    The Bay Area info is indictive of what I suspected was possible. Toyota Prius plug-ins producing 75 percent battery-powered miles. And 85 percent of the customers interested in driving plug-ins. What we are seeing is probably the way of the future if we can get it past the government regulations. Also, we need car manufactures to produce more hybrids and EVs.

  • Samie

    Agree Lost Prius to wife

    But annoying government regulation may actually mean what-ever lobbying industries for corn/ethanol/E85, biofuels, & CNG, that take away government funding for incentives to grow the EV’s/plug-in hybrid markets. I would be the first to say EV’s & plug-ins are not perfect & much improvement to solar, wind, & title is needed but I think negative regulation is more about annoying short-term interest groups that want to make a quick buck & take tax dollars away w/ them.

    I wonder what the ExxonMobil’s of the world are doing investing in small EV companies like AltCar? Not sure if they want to control the rate of progress in the EV/battery (technology) market or do they realize that they need to expand into other forms of energy to stay viable in the long-run (meaning they actually compete & fund advancements fully). Right now I suspect they would love to stretch out the supply of oil to reduce price spikes & have better control over their products w/ less incentive to switch to EV’s. That is why to me they love vehicles like the Prius but maybe at this point they are trying to deal w/ Volt & Plug-in type vehicles. The Big Oil companies can compete in the battery or renewable energy markets but to my point I hope the Federal Government does not lay down & let them control patients/production of batteries & give them huge subsides w/ tax breaks if they decide to take the control approach. Regulation can be good as long as Federal Government actually creates incentives that don’t reward monopolistic self-serving companies that do little to genuinely advance technologies.

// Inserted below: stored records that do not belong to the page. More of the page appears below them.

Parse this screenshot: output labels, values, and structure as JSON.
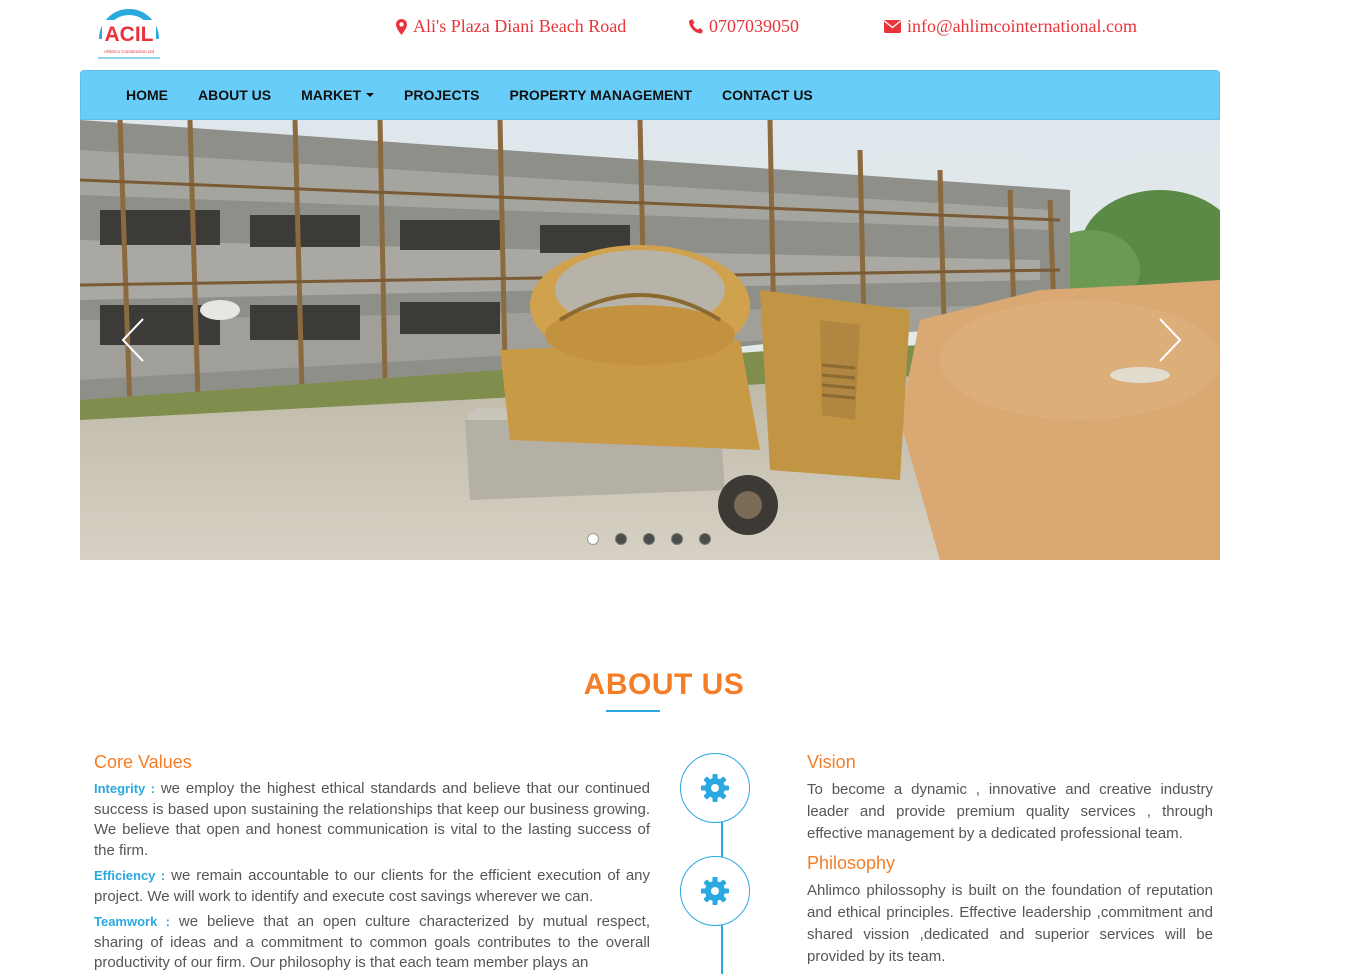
{
  "header": {
    "logo_text": "ACIL",
    "logo_subtext": "Ahlimco Construction Ltd",
    "address": "Ali's Plaza Diani Beach Road",
    "phone": "0707039050",
    "email": "info@ahlimcointernational.com"
  },
  "nav": {
    "items": [
      {
        "label": "HOME"
      },
      {
        "label": "ABOUT US"
      },
      {
        "label": "MARKET"
      },
      {
        "label": "PROJECTS"
      },
      {
        "label": "PROPERTY MANAGEMENT"
      },
      {
        "label": "CONTACT US"
      }
    ]
  },
  "carousel": {
    "slide_count": 5,
    "active_index": 0
  },
  "about": {
    "title": "ABOUT US",
    "core_values": {
      "heading": "Core Values",
      "items": [
        {
          "label": "Integrity :",
          "text": " we employ the highest ethical standards and believe that our continued success is based upon sustaining the relationships that keep our business growing. We believe that open and honest communication is vital to the lasting success of the firm."
        },
        {
          "label": "Efficiency :",
          "text": " we remain accountable to our clients for the efficient execution of any project. We will work to identify and execute cost savings wherever we can."
        },
        {
          "label": "Teamwork :",
          "text": " we believe that an open culture characterized by mutual respect, sharing of ideas and a commitment to common goals contributes to the overall productivity of our firm. Our philosophy is that each team member plays an"
        }
      ]
    },
    "vision": {
      "heading": "Vision",
      "text": "To become a dynamic , innovative and creative industry leader and provide premium quality services , through effective management by a dedicated professional team."
    },
    "philosophy": {
      "heading": "Philosophy",
      "text": "Ahlimco philossophy is built on the foundation of reputation and ethical principles. Effective leadership ,commitment and shared vission ,dedicated and superior services will be provided by its team."
    }
  },
  "colors": {
    "accent_orange": "#f37e27",
    "accent_blue": "#29a9e0",
    "nav_bg": "#68cdf8",
    "contact_red": "#e8343a"
  }
}
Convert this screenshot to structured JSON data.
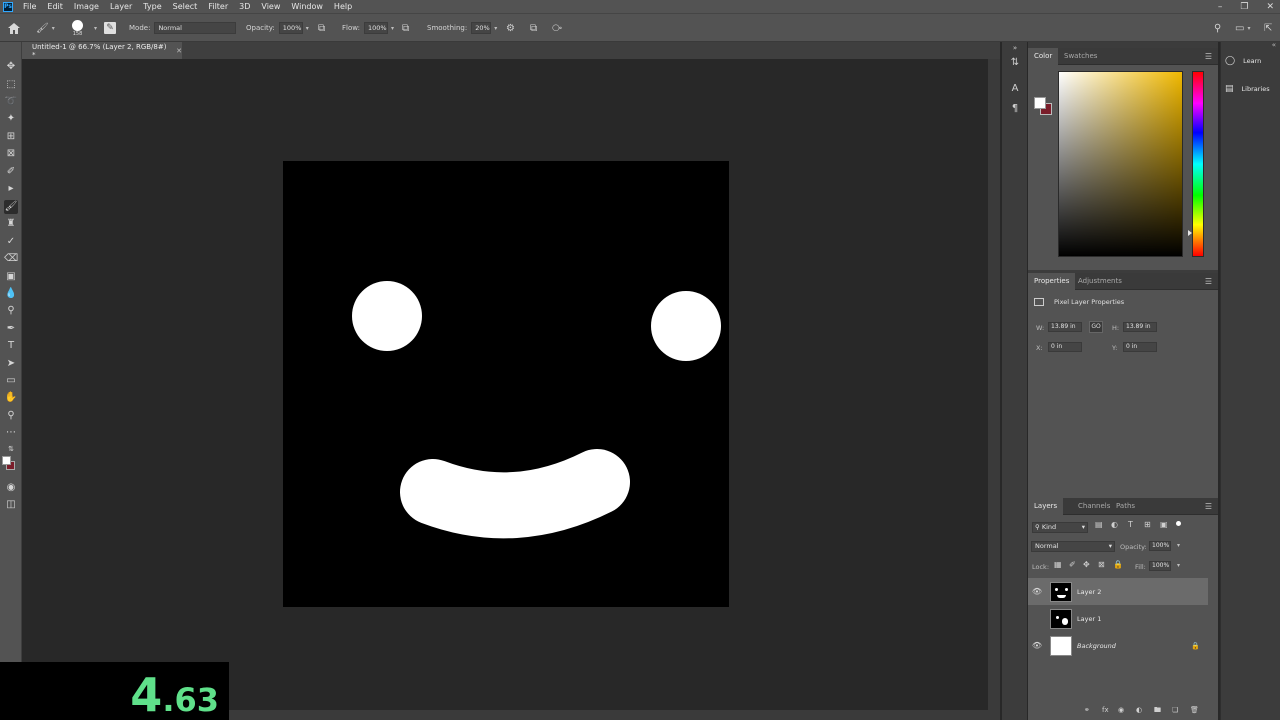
{
  "menubar": {
    "logo": "Ps",
    "items": [
      "File",
      "Edit",
      "Image",
      "Layer",
      "Type",
      "Select",
      "Filter",
      "3D",
      "View",
      "Window",
      "Help"
    ]
  },
  "options": {
    "brush_size": "158",
    "mode_label": "Mode:",
    "mode_value": "Normal",
    "opacity_label": "Opacity:",
    "opacity_value": "100%",
    "flow_label": "Flow:",
    "flow_value": "100%",
    "smoothing_label": "Smoothing:",
    "smoothing_value": "20%"
  },
  "document": {
    "tab_title": "Untitled-1 @ 66.7% (Layer 2, RGB/8#) *"
  },
  "panels": {
    "color_tabs": [
      "Color",
      "Swatches"
    ],
    "properties_tabs": [
      "Properties",
      "Adjustments"
    ],
    "properties_title": "Pixel Layer Properties",
    "w_label": "W:",
    "w_value": "13.89 in",
    "h_label": "H:",
    "h_value": "13.89 in",
    "link_label": "GO",
    "x_label": "X:",
    "x_value": "0 in",
    "y_label": "Y:",
    "y_value": "0 in",
    "layers_tabs": [
      "Layers",
      "Channels",
      "Paths"
    ],
    "kind_value": "Kind",
    "blend_value": "Normal",
    "opacity_label": "Opacity:",
    "opacity_value": "100%",
    "lock_label": "Lock:",
    "fill_label": "Fill:",
    "fill_value": "100%",
    "layers": [
      {
        "name": "Layer 2",
        "visible": true,
        "selected": true
      },
      {
        "name": "Layer 1",
        "visible": false,
        "selected": false
      },
      {
        "name": "Background",
        "visible": true,
        "selected": false,
        "locked": true
      }
    ]
  },
  "right_dock": {
    "learn": "Learn",
    "libraries": "Libraries"
  },
  "colors": {
    "foreground": "#ffffff",
    "background": "#7a1d2a",
    "canvas": "#000000"
  },
  "overlay": {
    "timer_big": "4",
    "timer_small": ".63"
  }
}
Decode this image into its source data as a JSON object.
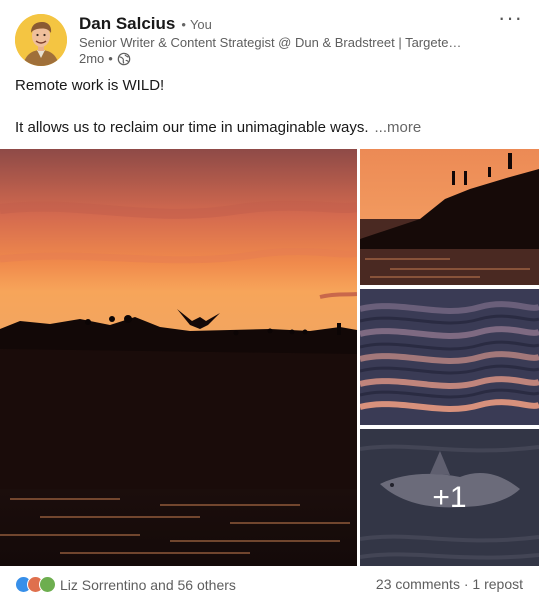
{
  "author": {
    "name": "Dan Salcius",
    "relation": "You",
    "headline": "Senior Writer & Content Strategist @ Dun & Bradstreet | Targete…",
    "time": "2mo"
  },
  "post": {
    "line1": "Remote work is WILD!",
    "line2": "It allows us to reclaim our time in unimaginable ways.",
    "see_more": "...more"
  },
  "images": {
    "extra_count": "+1"
  },
  "social": {
    "reactions": [
      "like-icon",
      "love-icon",
      "support-icon"
    ],
    "reactors": "Liz Sorrentino and 56 others",
    "comments": "23 comments",
    "reposts": "1 repost"
  },
  "colors": {
    "like": "#378fe9",
    "love": "#df704d",
    "support": "#6dae4f"
  }
}
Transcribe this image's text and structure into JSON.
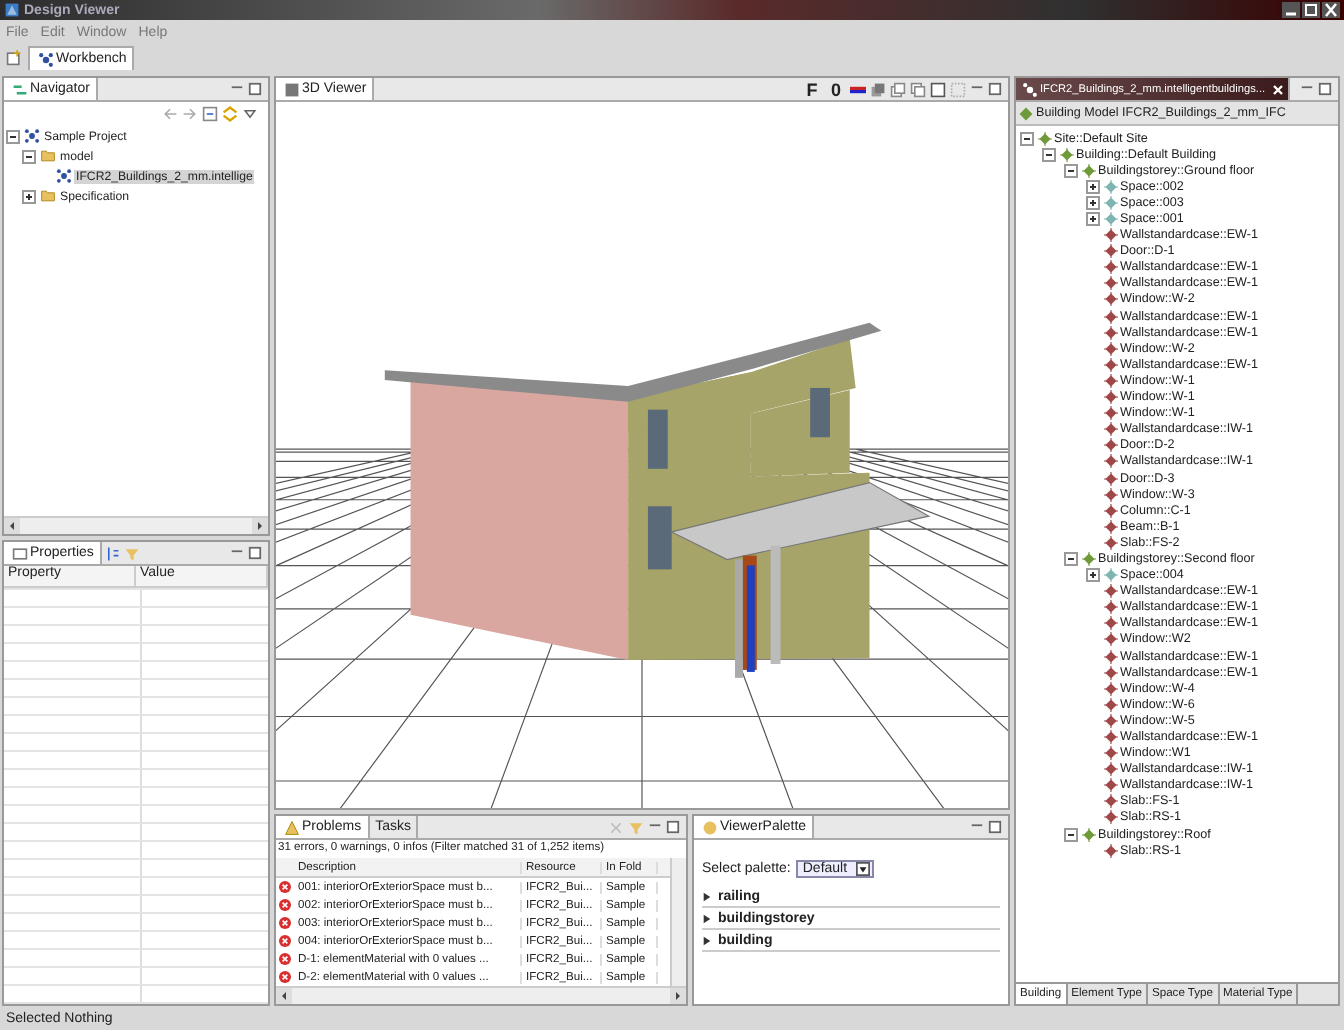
{
  "window": {
    "title": "Design Viewer",
    "menu": [
      "File",
      "Edit",
      "Window",
      "Help"
    ]
  },
  "perspective_tab": "Workbench",
  "navigator": {
    "title": "Navigator",
    "tree": [
      {
        "label": "Sample Project",
        "kind": "project",
        "expanded": true,
        "children": [
          {
            "label": "model",
            "kind": "folder",
            "expanded": true,
            "children": [
              {
                "label": "IFCR2_Buildings_2_mm.intellige",
                "kind": "model",
                "selected": true
              }
            ]
          },
          {
            "label": "Specification",
            "kind": "folder",
            "expanded": false
          }
        ]
      }
    ]
  },
  "properties": {
    "title": "Properties",
    "columns": [
      "Property",
      "Value"
    ]
  },
  "viewer": {
    "title": "3D Viewer",
    "tools": [
      "F",
      "0"
    ]
  },
  "problems": {
    "tabs": [
      {
        "label": "Problems",
        "selected": true
      },
      {
        "label": "Tasks",
        "selected": false
      }
    ],
    "summary": "31 errors, 0 warnings, 0 infos (Filter matched 31 of 1,252 items)",
    "columns": [
      "Description",
      "Resource",
      "In Fold"
    ],
    "rows": [
      [
        "001: interiorOrExteriorSpace must b...",
        "IFCR2_Bui...",
        "Sample"
      ],
      [
        "002: interiorOrExteriorSpace must b...",
        "IFCR2_Bui...",
        "Sample"
      ],
      [
        "003: interiorOrExteriorSpace must b...",
        "IFCR2_Bui...",
        "Sample"
      ],
      [
        "004: interiorOrExteriorSpace must b...",
        "IFCR2_Bui...",
        "Sample"
      ],
      [
        "D-1: elementMaterial with 0 values ...",
        "IFCR2_Bui...",
        "Sample"
      ],
      [
        "D-2: elementMaterial with 0 values ...",
        "IFCR2_Bui...",
        "Sample"
      ]
    ]
  },
  "palette": {
    "title": "ViewerPalette",
    "select_label": "Select palette:",
    "select_value": "Default",
    "groups": [
      "railing",
      "buildingstorey",
      "building"
    ]
  },
  "model_panel": {
    "tab_title": "IFCR2_Buildings_2_mm.intelligentbuildings...",
    "header": "Building Model IFCR2_Buildings_2_mm_IFC",
    "tree": [
      {
        "label": "Site::Default Site",
        "kind": "spatial",
        "expanded": true,
        "children": [
          {
            "label": "Building::Default Building",
            "kind": "spatial",
            "expanded": true,
            "children": [
              {
                "label": "Buildingstorey::Ground floor",
                "kind": "spatial",
                "expanded": true,
                "children": [
                  {
                    "label": "Space::002",
                    "kind": "space",
                    "expanded": false
                  },
                  {
                    "label": "Space::003",
                    "kind": "space",
                    "expanded": false
                  },
                  {
                    "label": "Space::001",
                    "kind": "space",
                    "expanded": false
                  },
                  {
                    "label": "Wallstandardcase::EW-1",
                    "kind": "element"
                  },
                  {
                    "label": "Door::D-1",
                    "kind": "element"
                  },
                  {
                    "label": "Wallstandardcase::EW-1",
                    "kind": "element"
                  },
                  {
                    "label": "Wallstandardcase::EW-1",
                    "kind": "element"
                  },
                  {
                    "label": "Window::W-2",
                    "kind": "element"
                  },
                  {
                    "label": "Wallstandardcase::EW-1",
                    "kind": "element"
                  },
                  {
                    "label": "Wallstandardcase::EW-1",
                    "kind": "element"
                  },
                  {
                    "label": "Window::W-2",
                    "kind": "element"
                  },
                  {
                    "label": "Wallstandardcase::EW-1",
                    "kind": "element"
                  },
                  {
                    "label": "Window::W-1",
                    "kind": "element"
                  },
                  {
                    "label": "Window::W-1",
                    "kind": "element"
                  },
                  {
                    "label": "Window::W-1",
                    "kind": "element"
                  },
                  {
                    "label": "Wallstandardcase::IW-1",
                    "kind": "element"
                  },
                  {
                    "label": "Door::D-2",
                    "kind": "element"
                  },
                  {
                    "label": "Wallstandardcase::IW-1",
                    "kind": "element"
                  },
                  {
                    "label": "Door::D-3",
                    "kind": "element"
                  },
                  {
                    "label": "Window::W-3",
                    "kind": "element"
                  },
                  {
                    "label": "Column::C-1",
                    "kind": "element"
                  },
                  {
                    "label": "Beam::B-1",
                    "kind": "element"
                  },
                  {
                    "label": "Slab::FS-2",
                    "kind": "element"
                  }
                ]
              },
              {
                "label": "Buildingstorey::Second floor",
                "kind": "spatial",
                "expanded": true,
                "children": [
                  {
                    "label": "Space::004",
                    "kind": "space",
                    "expanded": false
                  },
                  {
                    "label": "Wallstandardcase::EW-1",
                    "kind": "element"
                  },
                  {
                    "label": "Wallstandardcase::EW-1",
                    "kind": "element"
                  },
                  {
                    "label": "Wallstandardcase::EW-1",
                    "kind": "element"
                  },
                  {
                    "label": "Window::W2",
                    "kind": "element"
                  },
                  {
                    "label": "Wallstandardcase::EW-1",
                    "kind": "element"
                  },
                  {
                    "label": "Wallstandardcase::EW-1",
                    "kind": "element"
                  },
                  {
                    "label": "Window::W-4",
                    "kind": "element"
                  },
                  {
                    "label": "Window::W-6",
                    "kind": "element"
                  },
                  {
                    "label": "Window::W-5",
                    "kind": "element"
                  },
                  {
                    "label": "Wallstandardcase::EW-1",
                    "kind": "element"
                  },
                  {
                    "label": "Window::W1",
                    "kind": "element"
                  },
                  {
                    "label": "Wallstandardcase::IW-1",
                    "kind": "element"
                  },
                  {
                    "label": "Wallstandardcase::IW-1",
                    "kind": "element"
                  },
                  {
                    "label": "Slab::FS-1",
                    "kind": "element"
                  },
                  {
                    "label": "Slab::RS-1",
                    "kind": "element"
                  }
                ]
              },
              {
                "label": "Buildingstorey::Roof",
                "kind": "spatial",
                "expanded": true,
                "children": [
                  {
                    "label": "Slab::RS-1",
                    "kind": "element"
                  }
                ]
              }
            ]
          }
        ]
      }
    ],
    "tabs": [
      {
        "label": "Building",
        "selected": true
      },
      {
        "label": "Element Type",
        "selected": false
      },
      {
        "label": "Space Type",
        "selected": false
      },
      {
        "label": "Material Type",
        "selected": false
      }
    ]
  },
  "status_bar": "Selected Nothing"
}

  • ex-EV1 driver

    Nissan may soon be offering an affordable EV. See: